NETs – Hormone Syndromes and You – By Prof. John Newell-Price
Zollinger-Ellison Syndrome is associated with Neuroendocrine Tumours (NETs) that form in your pancreas or the upper part of your small intestine (duodenum). These tumours, called Gastrinomas, secrete large amounts of the hormone gastrin, which causes your stomach to produce too much acid. The excess acid then leads to peptic ulcers, as well as to diarrhoea and other symptoms, including acid reflux, heartburn, stomach/chest pain, diarrhoea and low haemoglobin (anaemia) causing tiredness.
Clinical Hypoglycaemia is associated with Neuroendocrine Tumours (NETs) that form in your pancreas or the upper part of your small intestine (duodenum). These tumors, called Insulinomas, secrete large amounts of the hormone insulin, which causes your blood sugar levels to drop – sometimes quite severely.
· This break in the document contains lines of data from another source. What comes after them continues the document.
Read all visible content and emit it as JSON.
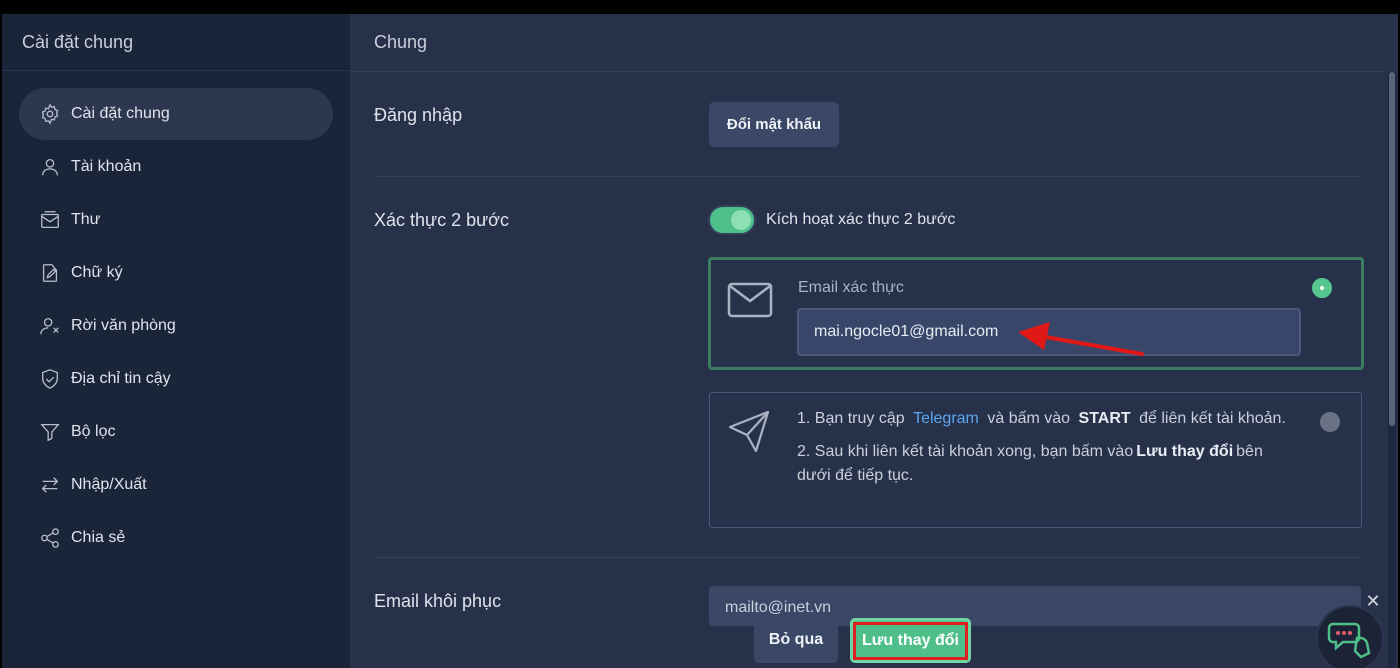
{
  "sidebar": {
    "title": "Cài đặt chung",
    "items": [
      {
        "label": "Cài đặt chung",
        "icon": "gear-icon",
        "active": true
      },
      {
        "label": "Tài khoản",
        "icon": "user-icon"
      },
      {
        "label": "Thư",
        "icon": "mail-icon"
      },
      {
        "label": "Chữ ký",
        "icon": "signature-icon"
      },
      {
        "label": "Rời văn phòng",
        "icon": "user-away-icon"
      },
      {
        "label": "Địa chỉ tin cậy",
        "icon": "shield-check-icon"
      },
      {
        "label": "Bộ lọc",
        "icon": "filter-icon"
      },
      {
        "label": "Nhập/Xuất",
        "icon": "import-export-icon"
      },
      {
        "label": "Chia sẻ",
        "icon": "share-icon"
      }
    ]
  },
  "main": {
    "title": "Chung",
    "login": {
      "label": "Đăng nhập",
      "change_password": "Đổi mật khẩu"
    },
    "two_factor": {
      "label": "Xác thực 2 bước",
      "toggle_label": "Kích hoạt xác thực 2 bước",
      "enabled": true,
      "email_caption": "Email xác thực",
      "email_value": "mai.ngocle01@gmail.com",
      "tg_step1_prefix": "1. Bạn truy cập",
      "tg_link": "Telegram",
      "tg_step1_mid": "và bấm vào",
      "tg_start": "START",
      "tg_step1_suffix": "để liên kết tài khoản.",
      "tg_step2_prefix": "2. Sau khi liên kết tài khoản xong, bạn bấm vào",
      "tg_step2_bold": "Lưu thay đổi",
      "tg_step2_suffix": "bên dưới để tiếp tục."
    },
    "recovery": {
      "label": "Email khôi phục",
      "value": "mailto@inet.vn"
    },
    "actions": {
      "cancel": "Bỏ qua",
      "save": "Lưu thay đổi"
    }
  },
  "colors": {
    "accent": "#4fbf8a",
    "link": "#5aa6f0",
    "highlight": "#e02020"
  }
}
We need a certain blood sugar level to ensure our body (and all of it cells) has enough energy to function normally. When blood sugar levels drop too low, or too severely, this can lead to symptoms that may include dizziness, light-headedness, sweating, hunger, confusion & irritability. If the level drops too low or too severely this can even lead to coma / loss of consciousness. Symptoms often get better, are alleviated, by eating – so weight gain – sometimes to obese levels, rather than weight loss, can occur.
Clinical hypoglycaemia is proven through fasting blood tests, that are carried out in hospital, in order to be completed safely.
is associated with Neuroendocrine Tumours (NETs) that form in your pancreas. These tumours, called VIPomas, secrete large amounts of Vasoactive Intestinal Peptide (VIP). This peptide helps regulate gastrin, it works to neutralise stomach acid when food leaves the stomach and enters the small bowel – which helps with nutrient uptake, and promotes the secretion of water and electrolytes by the small and large intestines. It also works to ensure that food passes through the small and large intestines slowly enough for nutrients from food to be absorbed properly (a process known as transit time). Too much VIP can result in reduced levels of acid in the stomach. very watery, frequent and high-volume diarrhoea (up to or in excess of 3 litres a day), and severe changes in potassium levels in the blood (low potassium) – that may affect heart rate. Hospital admission may be required to deal with these symptoms – as severe symptoms can be life-threatening.
is associated with Neuroendocrine Tumours (NETs) that form in your pancreas or the upper part of your small intestine (duodenum). These tumors, called Glucagonomas, secrete large amounts of the hormone glucagon, which can cause your blood sugar levels to rise above normal. Glucagon works along with the hormone insulin to control blood sugar levels and keep them within set levels. When glucagon levels rise too high, this can lead to Necrotising Migratory Erythema (NME) – a skin rash that can spread across the body that may look like eczema. Glucagonomas may also cause symptoms of diabetes, (like feeling tired, going pee a lot, dry mouth), nausea, weight loss and a low haemoglobin (anaemia). Diarrhoea, blood clots and other changes to skin, nails and hair may also occur.
Other syndromes include: